but for ninny years still earlier. I While on the subject of the modern Grand Prix, may I be allowed to correct it misapprehension which appears to
exist widely, even editorially ? Other than by rather lavishly supplementing the prize money, and by giving every I ossible encouragement and facility in kind rather than cash, the Nazi government did !mt. sulisidise the racing activities of their two great coneernS. In 1938 the Auto-I’m don firm spent some £200,000 on racing, but had rather a lean year and only bagged 4 mere ten per cent. of that sum in prize money. That they continued is due partly to the fact that the Third Reich, having adopted a promotoring policy at home and having thus done much to foster home sales, ” wished ” the firm in return to continue its international propaganda racing, and partly to the actual tangible effect On the export sales of their D.K.W. cars— in South Africu, for example, at the expense of ” Minors and Minxes.” If things were so arranged that such export business was very profitable, that is another matter, as to the ethics of which I am expressing no opinion, but so far as racing itself was concerned, the facts, also without conunent are as stated. Incidentally. I think that the ” legend of the superiority of Continental cars ” to which the writer of ” Picking up Sam’s Gauntlet ” refers, may perhaps be caused by the fact that the Continental marques c(aitinue(1 to be actively raced whereas
English counterparts, alas, did not. 11licti I rumble solidly along in my ” Termite from Turin ” I imagine that it steers and stops like Gordini’s covey of mi«• and that it has a beautifully snappy four-speed gearbox which is a sheer joy to use : when I squeal round corners at 18 m.p.h. in my mother-in-law’s Standard
Eight I imagine that it has ” retractable undercarriage front suspension ” and a very stiff gearbox, part-filled with three ill-chosen ratios. I am, Yours etc.,
P. . C. CLARK. Hudnall Comp-Ion, T
Herts. [We should like to have Mr. Clark’s authority for his interesting statement relating to Germany’s subsidy of G.P. Continued on page 241 Sir, Please publish the following, if you have room. Having recently bought the ” remains ” Of a special two-seater Sports Austin Seven, 1 would like to get in touch with the former owner(s). The car was resting in a scrap yard, where it had been some months. The tax expired in December ’38. The Reg. No. is RK 4800. The front axle is of the ” Ulster ” or suchlike lowered type ; the track rod is in front. The engine of the mag. type, to my great delight has a very solid two-piece crankshaft, of the type I fitted to one of Almack’s jobs. The cylinder head is an Alta, the valve springs are
double. The body was almost rotten, SO was removed bv hammer.
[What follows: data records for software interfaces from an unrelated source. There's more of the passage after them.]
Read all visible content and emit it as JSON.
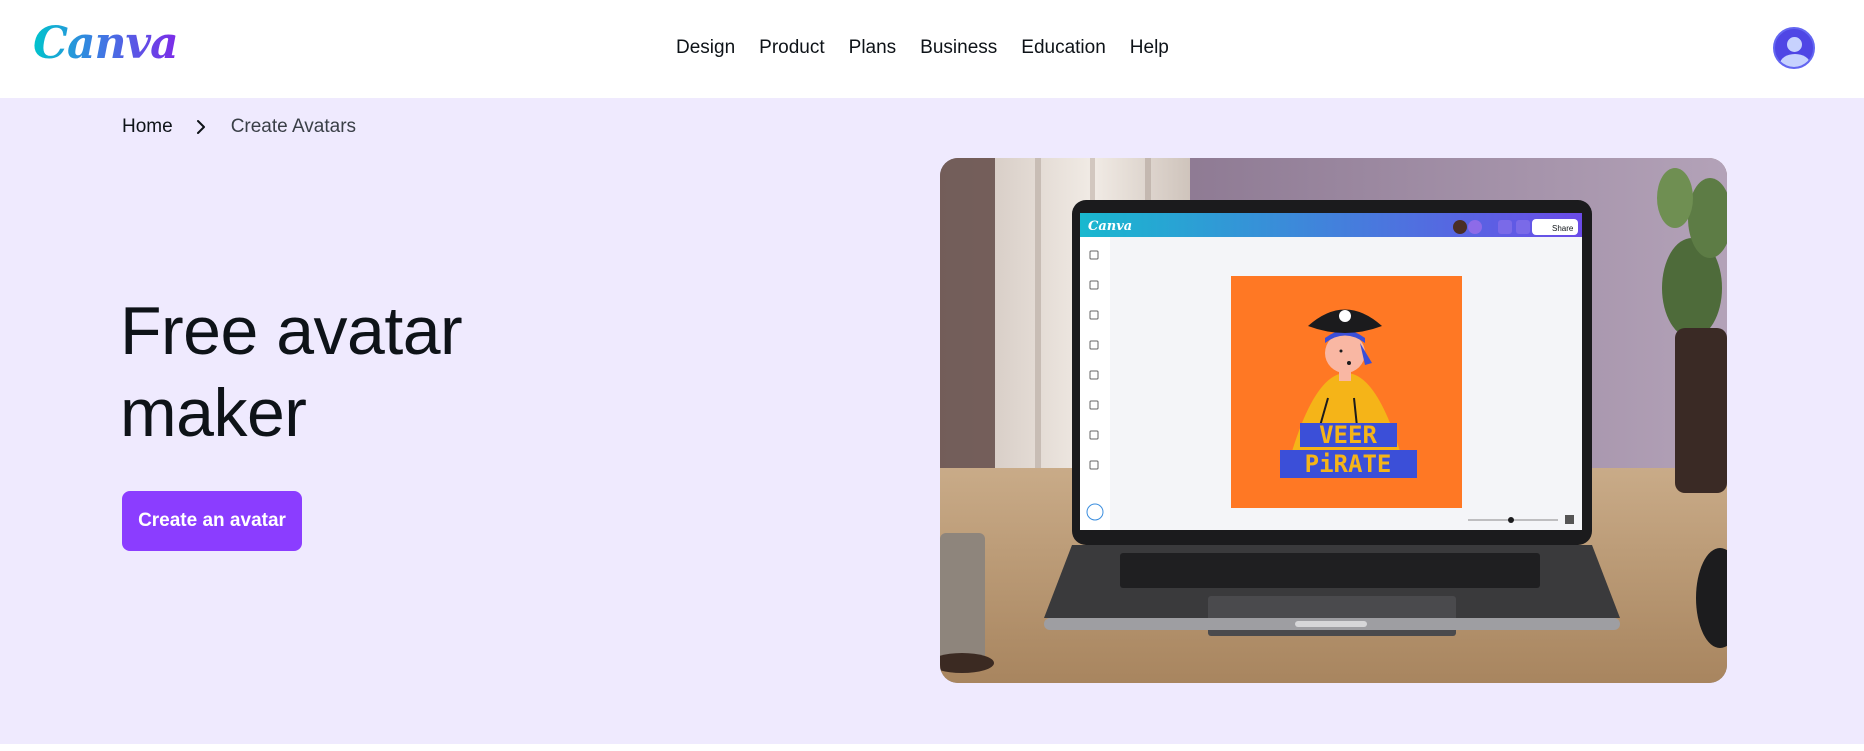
{
  "header": {
    "logo_text": "Canva",
    "nav": [
      "Design",
      "Product",
      "Plans",
      "Business",
      "Education",
      "Help"
    ]
  },
  "breadcrumb": {
    "home": "Home",
    "current": "Create Avatars"
  },
  "hero": {
    "title": "Free avatar maker",
    "cta_label": "Create an avatar"
  },
  "illustration": {
    "app_logo": "Canva",
    "share_label": "Share",
    "poster_line1": "VEER",
    "poster_line2": "PiRATE"
  },
  "colors": {
    "brand_purple": "#8b3dff",
    "hero_bg": "#efeafe",
    "poster_orange": "#ff7824"
  }
}
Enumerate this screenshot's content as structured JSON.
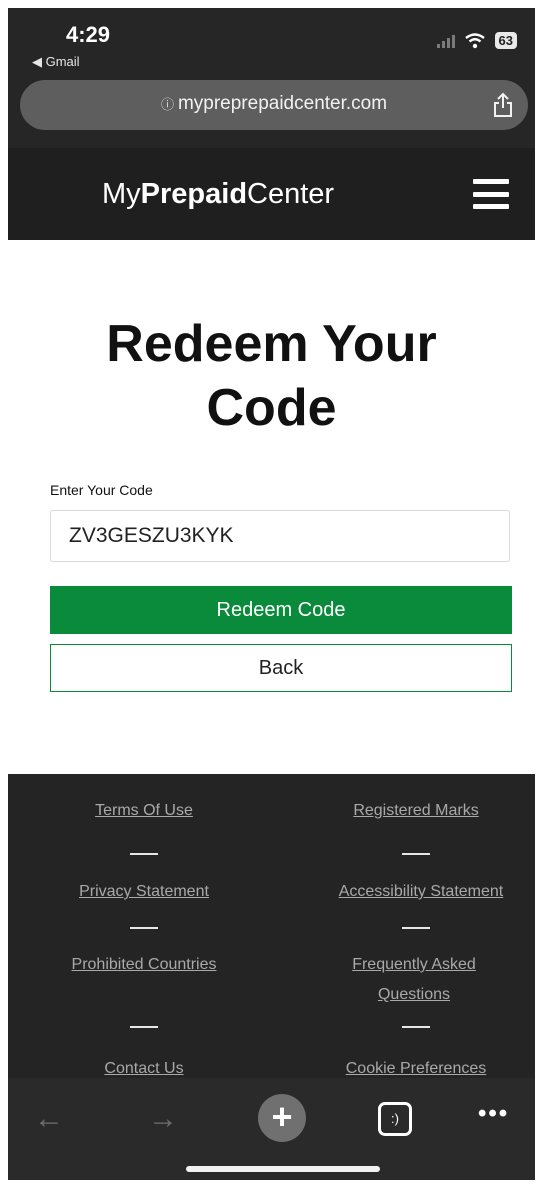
{
  "status": {
    "time": "4:29",
    "back_app": "◀ Gmail",
    "battery": "63"
  },
  "browser": {
    "url": "mypreprepaidcenter.com",
    "bottom_tab_count": ":)"
  },
  "site": {
    "logo_my": "My",
    "logo_prepaid": "Prepaid",
    "logo_center": "Center"
  },
  "main": {
    "title": "Redeem Your Code",
    "code_label": "Enter Your Code",
    "code_value": "ZV3GESZU3KYK",
    "redeem_label": "Redeem Code",
    "back_label": "Back"
  },
  "footer": {
    "terms": "Terms Of Use",
    "registered": "Registered Marks",
    "privacy": "Privacy Statement",
    "accessibility": "Accessibility Statement",
    "prohibited": "Prohibited Countries",
    "faq": "Frequently Asked Questions",
    "contact": "Contact Us",
    "cookie": "Cookie Preferences"
  },
  "colors": {
    "accent_green": "#0a8a3b",
    "header_dark": "#1f1f1f",
    "footer_dark": "#242424"
  }
}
Should any reader know anything of this motor, which was, no doubt, built by an unknown ” fan,” .1 would like to hear from him. I am, Yours etc., PRA TLE. v ” Beverlac,” 72, Walpole Road,
South Woodford, E.18.